With the recent outbreak of measles at Disney Land in California, many people wonder if it is a disease that will be coming to their area soon. While many rumors were abound as to what caused the measles outbreak, some of which stem from a fear of undocumented aliens, the truth is much more simple. The spread of measles was likely caused by an increase of children who were non-vaccinated coming into contact with the disease. Those who are non-vaccinated against measles need beware.
Nearly every child who is not vaccinated is at risk for catching measles, otherwise known as rubeola. Measles stem from a virus that can develop into the deadly infection. Most cases of measles come about from people having a vitamin A deficiency, and those who visit developing countries that do not have access to the vaccine. This does not mean in any way that everyone who travels internationally to such nations will contract measles, but it is a risk factor nonetheless. Generally, measles outbreaks happen when a child that has not had the measles-mumps-rubeola (MMR) vaccine comes into contact with an individual who is unknowingly carrying the disease.
Measles is a human originated disease, it does not come from any kind of animal. It is such a strong disease that if only one person has measles, 90 percent of non-vaccinated people who come into contact with the carrier will be infected. Measles can spread by surface and air aside from person to person contact. Should a person cough or sneeze into the air or onto a surface, measles can be caught for up to two hours if someone should touch the contaminated surface or breathe in the contaminated air. The MMR vaccine is 93 percent effective after one dose, and with a second dose of the vaccine, it has a success rate of 97 to 99 percent.
Many children born in this modern era of non-vaccinating and organic living are at risk of catching this disease at some point in their life, and it having a high fatality rate should be scary to the non-vaccinated. Once a person has measles there is no known cure, though taking vitamin A supplements and getting the vaccine post-contamination can severely reduce the symptoms of measles. Though the word is still out in various side effects of certain vaccines, the MMR vaccine has relatively few common side effects.
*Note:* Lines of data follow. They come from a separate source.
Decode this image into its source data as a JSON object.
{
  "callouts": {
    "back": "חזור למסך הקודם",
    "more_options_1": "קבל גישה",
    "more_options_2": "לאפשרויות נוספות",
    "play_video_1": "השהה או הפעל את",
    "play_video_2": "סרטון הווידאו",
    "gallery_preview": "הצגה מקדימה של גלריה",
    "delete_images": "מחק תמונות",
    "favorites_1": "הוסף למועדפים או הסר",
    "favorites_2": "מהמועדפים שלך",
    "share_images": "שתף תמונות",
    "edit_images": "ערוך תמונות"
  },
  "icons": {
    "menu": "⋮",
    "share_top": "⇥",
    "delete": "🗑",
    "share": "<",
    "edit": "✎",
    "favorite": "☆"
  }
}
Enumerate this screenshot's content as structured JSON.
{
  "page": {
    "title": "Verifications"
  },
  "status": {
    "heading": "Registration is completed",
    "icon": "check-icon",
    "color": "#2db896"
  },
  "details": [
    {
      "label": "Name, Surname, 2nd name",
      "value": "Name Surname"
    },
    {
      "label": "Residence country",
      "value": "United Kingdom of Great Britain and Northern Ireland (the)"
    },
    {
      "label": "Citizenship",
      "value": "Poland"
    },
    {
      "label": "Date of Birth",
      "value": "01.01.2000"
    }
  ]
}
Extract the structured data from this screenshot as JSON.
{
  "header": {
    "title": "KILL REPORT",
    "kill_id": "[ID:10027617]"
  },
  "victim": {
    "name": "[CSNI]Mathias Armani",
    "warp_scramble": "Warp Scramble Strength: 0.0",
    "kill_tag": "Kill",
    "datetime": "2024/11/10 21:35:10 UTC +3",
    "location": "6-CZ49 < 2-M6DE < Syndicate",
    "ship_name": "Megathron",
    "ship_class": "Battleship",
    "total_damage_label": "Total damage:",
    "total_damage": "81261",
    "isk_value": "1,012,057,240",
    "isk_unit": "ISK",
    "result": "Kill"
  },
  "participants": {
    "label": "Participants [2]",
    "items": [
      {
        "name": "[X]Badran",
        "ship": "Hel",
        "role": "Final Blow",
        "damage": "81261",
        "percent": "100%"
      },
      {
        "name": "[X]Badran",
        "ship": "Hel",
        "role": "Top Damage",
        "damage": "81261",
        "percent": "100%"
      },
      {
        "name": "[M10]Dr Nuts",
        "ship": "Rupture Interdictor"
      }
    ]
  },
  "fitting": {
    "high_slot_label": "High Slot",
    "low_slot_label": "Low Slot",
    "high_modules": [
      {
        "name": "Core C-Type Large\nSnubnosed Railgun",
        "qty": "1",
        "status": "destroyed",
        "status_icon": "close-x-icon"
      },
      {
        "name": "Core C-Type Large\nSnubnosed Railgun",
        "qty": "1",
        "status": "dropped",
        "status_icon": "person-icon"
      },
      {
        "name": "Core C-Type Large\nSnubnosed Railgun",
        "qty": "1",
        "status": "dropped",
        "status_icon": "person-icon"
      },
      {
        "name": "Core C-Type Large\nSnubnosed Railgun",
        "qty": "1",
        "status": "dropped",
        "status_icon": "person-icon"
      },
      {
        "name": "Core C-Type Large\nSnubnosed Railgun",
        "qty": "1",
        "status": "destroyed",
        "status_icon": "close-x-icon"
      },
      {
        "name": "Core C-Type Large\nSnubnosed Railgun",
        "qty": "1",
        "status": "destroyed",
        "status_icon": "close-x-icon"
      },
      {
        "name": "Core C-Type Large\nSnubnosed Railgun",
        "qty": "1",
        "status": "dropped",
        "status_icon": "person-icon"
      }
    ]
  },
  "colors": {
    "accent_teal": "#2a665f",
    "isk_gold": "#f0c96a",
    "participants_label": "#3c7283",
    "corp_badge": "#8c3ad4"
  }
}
One in six people will catch a fever, one in 20 may develop a rash, and one in 75 can have swollen glands appear before subsiding. Only one in 3,000 have seizures after receiving the vaccine, but those can be caused by high fevers or different diseases alone, such as measles. The Center for Disease Control (CDC) states that any other severe side effects to the vaccine are so rare that it is hard to tell if they were caused by the vaccine in the first place. The MMR vaccine is not for everyone though. Women who are pregnant should not receive the vaccine while pregnant, and if a person has had a severe reaction to the antibiotic neomycin, this vaccine should be avoided. While some cases of the disease do fix themselves given time, post disease complications such as life-long disabilities may occur, if the infected patient does not die in the first place.
Some of the symptoms of the disease are high fevers, sore throat, and a rash that covers the entire body. It is important to remember that once someone has contracted the disease, there is little to be done about it. Mostly, a parent or friend can be of help by keeping the sick child or adult hydrated. Apart from that, an individual could take fever reducers such as aspirin or Tylenol, or increase vitamin A intake. After those treatments have been done, all one can do is wait.
If the vaccination was not so heavily used, there would be considerably more deaths per year by the disease. While those vaccinated can also rarely catch measles, the chances of that happening are dramatically lower than those walking the world without a vaccination. In general, if a child does not receive the MMR vaccine, they have good reason to be fearful, while the rest of those engaging in “herd immunity” are relatively safe.
By Benjamin Johnson
Photo by Pete Lewis – Flickr License